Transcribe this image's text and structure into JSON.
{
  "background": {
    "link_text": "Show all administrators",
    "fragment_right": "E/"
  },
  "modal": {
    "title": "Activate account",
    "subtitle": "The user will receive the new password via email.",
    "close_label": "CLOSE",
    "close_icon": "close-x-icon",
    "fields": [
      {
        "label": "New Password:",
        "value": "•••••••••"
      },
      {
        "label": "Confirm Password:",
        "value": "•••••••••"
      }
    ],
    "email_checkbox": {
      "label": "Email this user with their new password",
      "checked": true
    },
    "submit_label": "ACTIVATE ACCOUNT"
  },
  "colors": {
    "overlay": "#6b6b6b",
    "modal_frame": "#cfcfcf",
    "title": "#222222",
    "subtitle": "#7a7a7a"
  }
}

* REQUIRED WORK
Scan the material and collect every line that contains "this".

* COMPLETED TASK
Transcribe this image's text and structure into JSON.
      "label": "Email this user with their new password",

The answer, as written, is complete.